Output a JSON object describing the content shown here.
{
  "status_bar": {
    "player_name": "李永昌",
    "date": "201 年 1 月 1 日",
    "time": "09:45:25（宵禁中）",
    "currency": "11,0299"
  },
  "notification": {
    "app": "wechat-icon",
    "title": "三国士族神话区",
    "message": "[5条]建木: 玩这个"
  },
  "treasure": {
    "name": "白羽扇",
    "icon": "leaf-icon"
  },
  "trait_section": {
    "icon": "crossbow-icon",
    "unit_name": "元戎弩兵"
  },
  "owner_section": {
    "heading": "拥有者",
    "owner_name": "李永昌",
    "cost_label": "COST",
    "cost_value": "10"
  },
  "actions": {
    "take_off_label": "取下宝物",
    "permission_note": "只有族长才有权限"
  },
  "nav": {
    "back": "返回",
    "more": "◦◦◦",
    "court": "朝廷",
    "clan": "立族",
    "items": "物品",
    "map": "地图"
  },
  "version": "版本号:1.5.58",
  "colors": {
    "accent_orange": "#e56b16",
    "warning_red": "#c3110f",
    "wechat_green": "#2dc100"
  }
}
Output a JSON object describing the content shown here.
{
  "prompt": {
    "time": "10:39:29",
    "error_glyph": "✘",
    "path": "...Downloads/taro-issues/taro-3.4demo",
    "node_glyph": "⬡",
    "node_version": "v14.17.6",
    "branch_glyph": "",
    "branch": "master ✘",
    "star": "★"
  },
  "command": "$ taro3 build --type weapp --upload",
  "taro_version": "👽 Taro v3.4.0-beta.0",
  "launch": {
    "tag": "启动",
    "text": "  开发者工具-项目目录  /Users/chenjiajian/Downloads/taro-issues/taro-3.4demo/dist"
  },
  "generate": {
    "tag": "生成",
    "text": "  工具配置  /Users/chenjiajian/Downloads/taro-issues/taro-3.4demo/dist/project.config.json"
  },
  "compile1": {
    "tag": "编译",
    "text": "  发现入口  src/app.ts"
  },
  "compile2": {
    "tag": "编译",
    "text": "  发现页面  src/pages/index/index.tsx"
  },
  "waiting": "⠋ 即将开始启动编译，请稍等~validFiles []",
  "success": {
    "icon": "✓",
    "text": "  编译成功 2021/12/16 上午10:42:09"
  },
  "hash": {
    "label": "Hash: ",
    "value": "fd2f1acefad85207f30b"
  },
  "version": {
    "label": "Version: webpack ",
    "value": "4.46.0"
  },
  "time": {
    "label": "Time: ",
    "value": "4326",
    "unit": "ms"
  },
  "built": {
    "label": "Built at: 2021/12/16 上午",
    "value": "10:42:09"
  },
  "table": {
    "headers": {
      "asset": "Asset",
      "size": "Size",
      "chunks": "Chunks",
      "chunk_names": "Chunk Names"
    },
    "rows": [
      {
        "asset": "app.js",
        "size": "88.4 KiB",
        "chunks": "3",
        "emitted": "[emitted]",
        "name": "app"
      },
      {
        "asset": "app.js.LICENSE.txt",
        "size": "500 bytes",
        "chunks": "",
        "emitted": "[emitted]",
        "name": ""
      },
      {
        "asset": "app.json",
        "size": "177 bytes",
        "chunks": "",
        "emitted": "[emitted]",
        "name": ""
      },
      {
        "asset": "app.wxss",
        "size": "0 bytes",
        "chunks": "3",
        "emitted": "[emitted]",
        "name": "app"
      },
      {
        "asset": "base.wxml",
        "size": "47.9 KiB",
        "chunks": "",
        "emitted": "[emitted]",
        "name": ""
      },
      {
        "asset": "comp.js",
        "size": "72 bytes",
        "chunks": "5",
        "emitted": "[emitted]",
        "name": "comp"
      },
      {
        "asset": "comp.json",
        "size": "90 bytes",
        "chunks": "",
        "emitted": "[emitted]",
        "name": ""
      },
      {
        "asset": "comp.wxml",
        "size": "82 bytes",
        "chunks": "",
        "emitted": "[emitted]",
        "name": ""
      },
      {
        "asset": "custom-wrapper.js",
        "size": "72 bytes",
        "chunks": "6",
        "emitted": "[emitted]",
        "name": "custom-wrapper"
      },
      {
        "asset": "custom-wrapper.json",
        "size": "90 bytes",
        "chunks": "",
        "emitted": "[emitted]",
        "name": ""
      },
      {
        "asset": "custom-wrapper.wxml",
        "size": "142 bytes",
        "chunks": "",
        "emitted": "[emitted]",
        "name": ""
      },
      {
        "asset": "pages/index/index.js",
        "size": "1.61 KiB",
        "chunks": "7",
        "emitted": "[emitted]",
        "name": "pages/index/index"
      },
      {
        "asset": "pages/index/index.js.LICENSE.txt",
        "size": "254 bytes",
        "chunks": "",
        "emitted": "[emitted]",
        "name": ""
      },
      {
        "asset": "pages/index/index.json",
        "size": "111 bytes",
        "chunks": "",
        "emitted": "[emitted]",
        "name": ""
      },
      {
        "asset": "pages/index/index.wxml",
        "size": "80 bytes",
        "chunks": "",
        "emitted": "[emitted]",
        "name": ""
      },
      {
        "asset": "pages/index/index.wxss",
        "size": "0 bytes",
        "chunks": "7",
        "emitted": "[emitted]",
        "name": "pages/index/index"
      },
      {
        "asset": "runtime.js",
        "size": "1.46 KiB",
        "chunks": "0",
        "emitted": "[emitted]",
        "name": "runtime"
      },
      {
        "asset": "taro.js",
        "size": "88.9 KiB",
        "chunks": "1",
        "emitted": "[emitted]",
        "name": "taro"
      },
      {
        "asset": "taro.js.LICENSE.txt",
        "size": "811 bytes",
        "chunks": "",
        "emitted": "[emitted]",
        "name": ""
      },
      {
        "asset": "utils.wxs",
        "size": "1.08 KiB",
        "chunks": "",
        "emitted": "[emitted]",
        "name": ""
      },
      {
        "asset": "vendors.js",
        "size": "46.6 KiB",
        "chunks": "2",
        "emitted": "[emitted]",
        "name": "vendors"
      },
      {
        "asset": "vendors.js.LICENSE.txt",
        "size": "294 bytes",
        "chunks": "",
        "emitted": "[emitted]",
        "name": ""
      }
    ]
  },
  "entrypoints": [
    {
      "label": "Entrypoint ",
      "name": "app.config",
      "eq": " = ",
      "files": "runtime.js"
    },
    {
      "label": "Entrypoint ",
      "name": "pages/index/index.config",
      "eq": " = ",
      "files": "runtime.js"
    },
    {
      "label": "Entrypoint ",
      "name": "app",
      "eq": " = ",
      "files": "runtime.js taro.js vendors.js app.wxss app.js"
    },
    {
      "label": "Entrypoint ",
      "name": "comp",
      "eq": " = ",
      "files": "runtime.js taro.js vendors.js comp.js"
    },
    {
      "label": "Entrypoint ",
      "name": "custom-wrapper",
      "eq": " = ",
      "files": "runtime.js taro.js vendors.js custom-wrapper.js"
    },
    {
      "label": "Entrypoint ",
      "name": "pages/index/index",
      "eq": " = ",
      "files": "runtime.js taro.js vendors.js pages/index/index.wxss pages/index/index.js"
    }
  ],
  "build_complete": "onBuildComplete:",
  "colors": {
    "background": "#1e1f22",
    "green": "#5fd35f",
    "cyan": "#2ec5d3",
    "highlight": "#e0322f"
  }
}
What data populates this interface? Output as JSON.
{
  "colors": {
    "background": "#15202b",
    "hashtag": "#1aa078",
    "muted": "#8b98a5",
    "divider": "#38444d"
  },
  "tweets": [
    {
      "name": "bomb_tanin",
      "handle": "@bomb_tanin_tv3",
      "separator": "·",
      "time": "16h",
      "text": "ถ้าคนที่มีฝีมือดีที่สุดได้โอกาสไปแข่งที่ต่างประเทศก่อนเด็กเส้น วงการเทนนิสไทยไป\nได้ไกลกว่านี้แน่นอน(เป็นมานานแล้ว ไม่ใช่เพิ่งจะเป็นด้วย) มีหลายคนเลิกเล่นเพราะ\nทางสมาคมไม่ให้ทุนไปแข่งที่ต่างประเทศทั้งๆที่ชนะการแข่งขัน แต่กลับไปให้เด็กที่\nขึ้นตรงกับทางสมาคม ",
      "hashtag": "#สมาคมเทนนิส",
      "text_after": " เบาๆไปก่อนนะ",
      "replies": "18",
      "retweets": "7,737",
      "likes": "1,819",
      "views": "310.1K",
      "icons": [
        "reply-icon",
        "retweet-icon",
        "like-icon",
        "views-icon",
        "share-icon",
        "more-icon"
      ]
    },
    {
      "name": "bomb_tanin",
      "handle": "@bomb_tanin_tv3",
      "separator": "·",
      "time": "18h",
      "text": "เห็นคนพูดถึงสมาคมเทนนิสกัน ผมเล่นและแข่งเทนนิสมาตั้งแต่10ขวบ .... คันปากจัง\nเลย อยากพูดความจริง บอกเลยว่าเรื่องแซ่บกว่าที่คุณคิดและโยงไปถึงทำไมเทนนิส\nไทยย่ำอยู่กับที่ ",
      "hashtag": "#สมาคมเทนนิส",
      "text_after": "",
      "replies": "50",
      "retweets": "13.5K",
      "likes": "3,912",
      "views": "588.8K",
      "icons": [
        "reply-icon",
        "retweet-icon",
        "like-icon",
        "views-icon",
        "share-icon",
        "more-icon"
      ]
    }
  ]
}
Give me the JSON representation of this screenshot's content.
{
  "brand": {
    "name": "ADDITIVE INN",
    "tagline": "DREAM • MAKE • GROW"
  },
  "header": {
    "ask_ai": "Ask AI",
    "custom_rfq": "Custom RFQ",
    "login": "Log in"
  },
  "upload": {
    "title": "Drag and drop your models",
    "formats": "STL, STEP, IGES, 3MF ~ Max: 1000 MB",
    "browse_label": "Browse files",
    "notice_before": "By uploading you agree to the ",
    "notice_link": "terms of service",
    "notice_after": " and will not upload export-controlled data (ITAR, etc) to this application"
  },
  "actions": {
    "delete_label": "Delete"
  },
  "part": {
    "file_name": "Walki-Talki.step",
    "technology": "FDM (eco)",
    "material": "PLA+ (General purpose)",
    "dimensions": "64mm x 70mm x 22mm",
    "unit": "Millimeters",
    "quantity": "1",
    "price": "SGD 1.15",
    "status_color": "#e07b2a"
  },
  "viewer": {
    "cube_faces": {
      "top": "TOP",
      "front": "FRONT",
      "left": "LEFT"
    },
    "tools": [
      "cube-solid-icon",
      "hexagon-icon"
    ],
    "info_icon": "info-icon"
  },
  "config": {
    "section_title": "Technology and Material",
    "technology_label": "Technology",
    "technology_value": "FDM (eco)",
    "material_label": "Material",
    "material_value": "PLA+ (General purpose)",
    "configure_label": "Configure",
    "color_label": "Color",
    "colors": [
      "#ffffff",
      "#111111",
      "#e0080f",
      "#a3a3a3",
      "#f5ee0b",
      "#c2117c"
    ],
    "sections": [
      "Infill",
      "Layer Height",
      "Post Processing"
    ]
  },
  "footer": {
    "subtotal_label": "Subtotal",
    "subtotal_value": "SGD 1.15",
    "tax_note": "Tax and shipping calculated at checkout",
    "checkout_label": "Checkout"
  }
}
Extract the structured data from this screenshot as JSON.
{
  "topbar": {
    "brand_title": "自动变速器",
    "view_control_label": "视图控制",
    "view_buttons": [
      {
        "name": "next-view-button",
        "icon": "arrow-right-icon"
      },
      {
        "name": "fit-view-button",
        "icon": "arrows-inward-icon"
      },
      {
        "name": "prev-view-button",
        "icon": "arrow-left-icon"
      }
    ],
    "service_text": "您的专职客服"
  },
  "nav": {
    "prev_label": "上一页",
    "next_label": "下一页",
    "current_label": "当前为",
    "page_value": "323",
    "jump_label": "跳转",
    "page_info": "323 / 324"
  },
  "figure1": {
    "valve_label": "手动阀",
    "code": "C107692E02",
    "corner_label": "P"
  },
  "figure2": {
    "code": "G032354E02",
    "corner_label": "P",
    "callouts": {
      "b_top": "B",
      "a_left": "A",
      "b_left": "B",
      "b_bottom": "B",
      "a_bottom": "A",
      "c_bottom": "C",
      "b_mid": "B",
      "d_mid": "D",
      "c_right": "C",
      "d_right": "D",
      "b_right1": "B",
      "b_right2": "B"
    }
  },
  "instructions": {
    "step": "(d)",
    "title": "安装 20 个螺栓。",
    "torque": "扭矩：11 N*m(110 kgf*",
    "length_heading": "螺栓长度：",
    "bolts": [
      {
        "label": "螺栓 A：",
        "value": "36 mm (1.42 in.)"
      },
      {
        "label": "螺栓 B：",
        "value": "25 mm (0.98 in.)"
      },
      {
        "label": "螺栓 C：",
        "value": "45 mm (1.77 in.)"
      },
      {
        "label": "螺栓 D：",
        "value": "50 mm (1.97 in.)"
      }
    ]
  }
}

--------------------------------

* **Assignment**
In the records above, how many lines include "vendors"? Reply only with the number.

* **Solution**
7